According to Roslansky, the average Influencer post drives more than 31,000 views and receives more than 250 likes and 80 comments.#
Since February 20 of this year, LinkedIn opened the Influencer program to 25,000 additional members. USA today says#:
As of today, the ranks of LinkedIn Influencers has tripled from about 150 to about 500 including CEOs Ian Read of Pfizer, James Gorman of Morgan Stanley and Carlos Ghosn of Nissan.
I received one such invitation and plan to be publishing long form thought pieces on the network, the first I joined among the ones I currently participate in, as member number 1,993,563 way back in 2003. For perspective, today the network counts 277 million members. Even if just one fraction of those members become publishers that makes for a lot of content.
Is Google going to go away? Of course not. Optimizing just to the search engine, without taking into consideration what makes content valuable, how, and where people read it is shortsighted.
We are way past the one thing solution — optimizing to the search engine. Even in social networks we are getting to the (saturation) point, needing social or native ads just to be discoverable.
It will need to be a combination of things: both/and.
Consider this: Better is more
When your content has depth to it, both in format, functionality, and the quality of your writing, it goes from unremarkable to worth reading. You’re not a bookmark or a destination yet, just worth reading, or scanning as it may be.
I have another number for you: onethousandfourhundredandforty. Written out like that seems a lot, doesn’t it? It is the number of minutes we each have each day. They are never enough to get everything done.
We probably regret many things we did not do today. Not reading one more unremarkable post we learned little from and could not make actionable, or be inspired by, or share with at least one person, that I am guessing is not one of them.
Since what we share becomes a reflection of what we read and internalize (hopefully we do at least read it), we are becoming more discerning. It’s the same as providing a recommendation — you build your reputation through it.
Despite the avalanche of content and the social networks to feed with something, the destination sites have become even more selective about what they post as curated links. Every given Sunday I share six, grouped by themes or threads. This past week it was about Lessons Learned.
Your customers only have 1,440 minutes per day. They dedicate the largest portion of that time to their lives. As Thompson says:
Nate Silver’s manifesto for his new site is 3500 words long, meaning it would take the average adult just under 12 minutes to read. That 12 minutes is then gone forever, a bit of attention taken from whatever other activity said reader would have otherwise consumed, and instead gave to Nate Silver. That is why Nate Silver is so valuable.
Writing more content or posting it to more places to get higher search value is only part of the answer. Making the product better so that they can do something with it, draw inspiration, see things a little differently, now that is a goal worth pursuing.
The social Web and mobile reading are demanding that kind of sustained commitment. One that long form bloggers who are still publishing have known from the start.

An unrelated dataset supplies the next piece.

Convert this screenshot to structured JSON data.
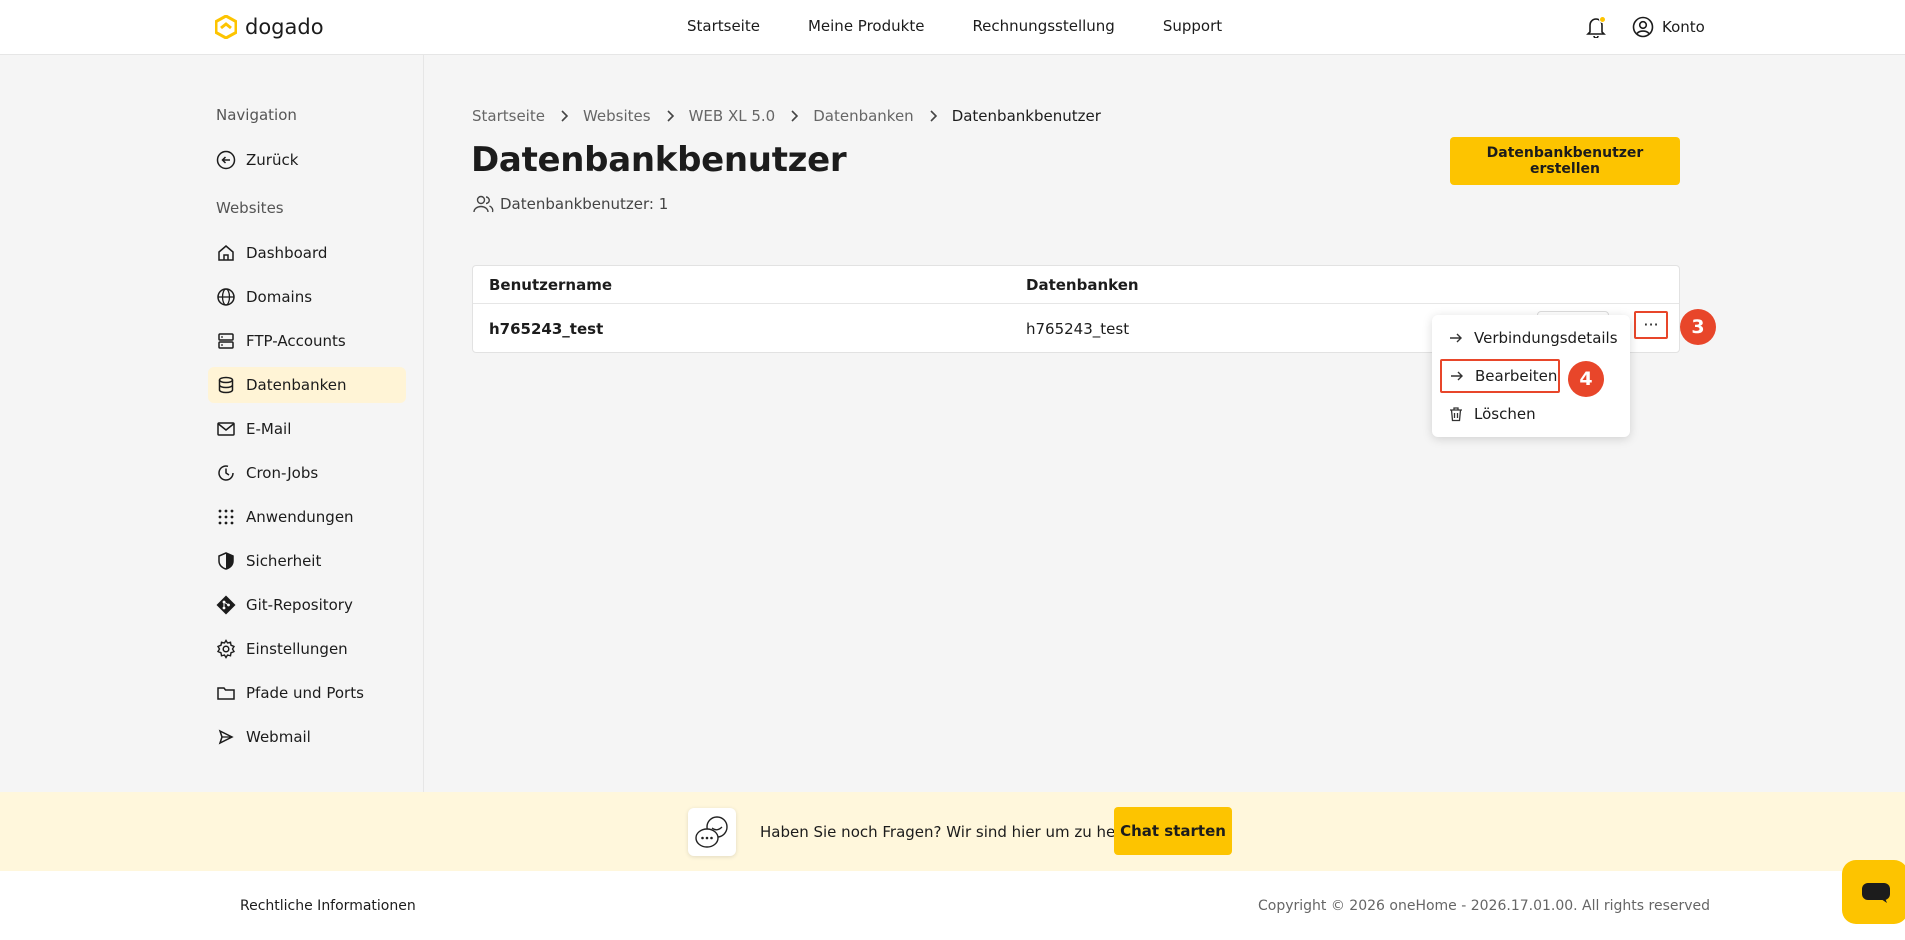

Publishing is a privilege, and when treated as such it becomes a destination.
Valeria is an experienced listener. She designs service and product experiences to help businesses rediscover the value of promises and its effects on relationships and culture. She is also frequent speaker at conferences and companies on a variety of topics. Book her to speak here.